I, too, try not to contact Mimi much when she is away.  That said, I am guilty of assuming that when she doesn’t answer the phone or return texts, it’s because she is having sex (but to be fair, the first time Scott came to New Orleans, that actually WAS the reason, though I assume it’s not always the reason).  It’s tough to balance the need to connect with realizing that we both need to let each other “do our thing” when we have weekends apart like this. 

When we parted ways, we both promised to take care of each other when she returned to New Orleans.  That’s the biggest thing that makes this open relationship run as smoothly as possible.  It’s so important to check in with each other and find out if there’s anything that will help the other person deal with his/her emotions any better.  Boundaries are also key.  Realizing what emotions YOU have to deal with on your own, or with friends/confidants, and what emotions you should expect your partner to help you out with.  I personally have insecurities and jealousies just like most people do, but I realize that Mimi’s only job is to answer questions, and confirm her feelings for me, not to do the work that needs to be done for me to deal with the insecurities….that is work I need to do.

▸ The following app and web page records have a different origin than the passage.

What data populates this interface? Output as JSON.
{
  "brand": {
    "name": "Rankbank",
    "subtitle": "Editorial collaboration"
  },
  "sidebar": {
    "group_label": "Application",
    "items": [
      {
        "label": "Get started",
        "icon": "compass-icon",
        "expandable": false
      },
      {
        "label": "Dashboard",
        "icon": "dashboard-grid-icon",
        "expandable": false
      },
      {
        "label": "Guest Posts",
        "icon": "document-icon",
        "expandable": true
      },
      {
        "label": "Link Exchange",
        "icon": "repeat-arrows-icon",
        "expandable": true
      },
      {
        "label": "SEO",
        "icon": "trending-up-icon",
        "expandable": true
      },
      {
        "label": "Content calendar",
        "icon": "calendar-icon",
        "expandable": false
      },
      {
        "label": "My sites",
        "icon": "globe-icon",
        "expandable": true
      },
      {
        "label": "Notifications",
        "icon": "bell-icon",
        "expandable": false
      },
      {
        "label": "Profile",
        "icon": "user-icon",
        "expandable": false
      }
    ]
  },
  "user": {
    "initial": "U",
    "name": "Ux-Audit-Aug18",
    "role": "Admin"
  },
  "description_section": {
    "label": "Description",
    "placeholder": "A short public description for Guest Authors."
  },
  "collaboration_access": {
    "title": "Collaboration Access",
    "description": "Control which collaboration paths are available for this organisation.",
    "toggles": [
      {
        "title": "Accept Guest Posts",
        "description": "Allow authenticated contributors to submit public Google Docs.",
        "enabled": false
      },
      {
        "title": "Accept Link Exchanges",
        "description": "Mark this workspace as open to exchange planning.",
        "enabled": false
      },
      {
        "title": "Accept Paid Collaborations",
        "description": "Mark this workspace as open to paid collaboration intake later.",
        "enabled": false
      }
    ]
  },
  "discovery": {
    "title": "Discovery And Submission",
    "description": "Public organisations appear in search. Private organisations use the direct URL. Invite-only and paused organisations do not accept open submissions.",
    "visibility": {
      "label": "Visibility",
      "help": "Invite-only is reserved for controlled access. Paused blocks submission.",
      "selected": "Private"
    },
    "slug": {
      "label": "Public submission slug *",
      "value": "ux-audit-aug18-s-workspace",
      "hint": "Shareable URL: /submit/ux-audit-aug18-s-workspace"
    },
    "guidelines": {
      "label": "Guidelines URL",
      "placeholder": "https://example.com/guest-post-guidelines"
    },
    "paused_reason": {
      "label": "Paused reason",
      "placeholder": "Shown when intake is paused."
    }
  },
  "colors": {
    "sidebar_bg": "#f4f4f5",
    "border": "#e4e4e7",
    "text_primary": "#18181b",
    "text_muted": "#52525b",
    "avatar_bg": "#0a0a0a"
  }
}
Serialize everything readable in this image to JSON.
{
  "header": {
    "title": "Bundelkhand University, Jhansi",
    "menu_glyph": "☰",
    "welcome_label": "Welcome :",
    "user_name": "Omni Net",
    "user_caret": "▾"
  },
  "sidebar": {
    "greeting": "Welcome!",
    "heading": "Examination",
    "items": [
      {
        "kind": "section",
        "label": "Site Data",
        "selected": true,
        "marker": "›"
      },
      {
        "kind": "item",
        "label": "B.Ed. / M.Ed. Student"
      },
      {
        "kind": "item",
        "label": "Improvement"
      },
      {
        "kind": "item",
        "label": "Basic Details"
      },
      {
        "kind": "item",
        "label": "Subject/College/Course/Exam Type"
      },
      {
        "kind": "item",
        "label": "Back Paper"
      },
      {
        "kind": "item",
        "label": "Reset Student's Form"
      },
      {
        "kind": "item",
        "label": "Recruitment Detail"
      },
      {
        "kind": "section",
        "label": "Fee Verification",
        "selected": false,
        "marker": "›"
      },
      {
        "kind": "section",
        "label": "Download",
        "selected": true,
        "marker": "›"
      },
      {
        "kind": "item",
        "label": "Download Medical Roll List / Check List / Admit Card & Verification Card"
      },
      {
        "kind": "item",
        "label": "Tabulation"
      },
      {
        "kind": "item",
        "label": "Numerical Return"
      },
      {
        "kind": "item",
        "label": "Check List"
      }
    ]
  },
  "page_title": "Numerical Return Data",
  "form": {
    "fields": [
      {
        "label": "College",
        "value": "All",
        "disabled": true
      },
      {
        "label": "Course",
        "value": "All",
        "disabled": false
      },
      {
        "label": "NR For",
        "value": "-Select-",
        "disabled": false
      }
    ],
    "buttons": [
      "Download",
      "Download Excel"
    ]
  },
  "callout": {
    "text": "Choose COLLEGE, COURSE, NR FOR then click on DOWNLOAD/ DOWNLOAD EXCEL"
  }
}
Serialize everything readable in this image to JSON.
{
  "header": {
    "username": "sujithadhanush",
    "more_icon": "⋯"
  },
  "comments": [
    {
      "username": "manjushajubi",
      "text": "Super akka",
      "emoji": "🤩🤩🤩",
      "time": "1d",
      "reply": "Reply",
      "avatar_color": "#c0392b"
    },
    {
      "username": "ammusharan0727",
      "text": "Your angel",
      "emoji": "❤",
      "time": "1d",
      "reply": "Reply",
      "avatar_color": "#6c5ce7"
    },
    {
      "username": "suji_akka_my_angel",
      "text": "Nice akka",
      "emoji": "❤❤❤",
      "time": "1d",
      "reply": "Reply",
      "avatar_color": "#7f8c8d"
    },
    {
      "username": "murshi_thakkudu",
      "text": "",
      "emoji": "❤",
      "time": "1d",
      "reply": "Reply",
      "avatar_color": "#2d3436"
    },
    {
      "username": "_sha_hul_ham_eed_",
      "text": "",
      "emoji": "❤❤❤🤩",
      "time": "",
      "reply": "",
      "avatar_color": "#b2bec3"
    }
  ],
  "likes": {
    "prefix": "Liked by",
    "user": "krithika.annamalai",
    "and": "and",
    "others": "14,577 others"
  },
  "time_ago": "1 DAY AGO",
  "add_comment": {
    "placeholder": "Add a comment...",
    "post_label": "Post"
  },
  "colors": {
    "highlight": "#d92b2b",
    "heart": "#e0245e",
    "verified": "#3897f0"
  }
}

One other thing that Mimi and I do is make an effort to make some things still special between only the two of us (no, I’m not talking about butt sex).  There are certain restaurants that Mimi and I go to and certain types of shopping we do at specific stores in Chicago when we’re there, and Mimi has agreed not to do those things with Scott, so that they can be our special things to do when we’re there.  Likewise, there are certain restaurants that I don’t go with Svetlana, and specific things I don’t do with Svetlana while we’re at our (mine and Mimi’s) house.

These are all little things that require negotiation, and that communication is super important.  Our biggest responsibility to each other during, before, and after these weekends apart is communication, and as long as we keep the lines of communication open, and engage in that without much judgment, we can make it work.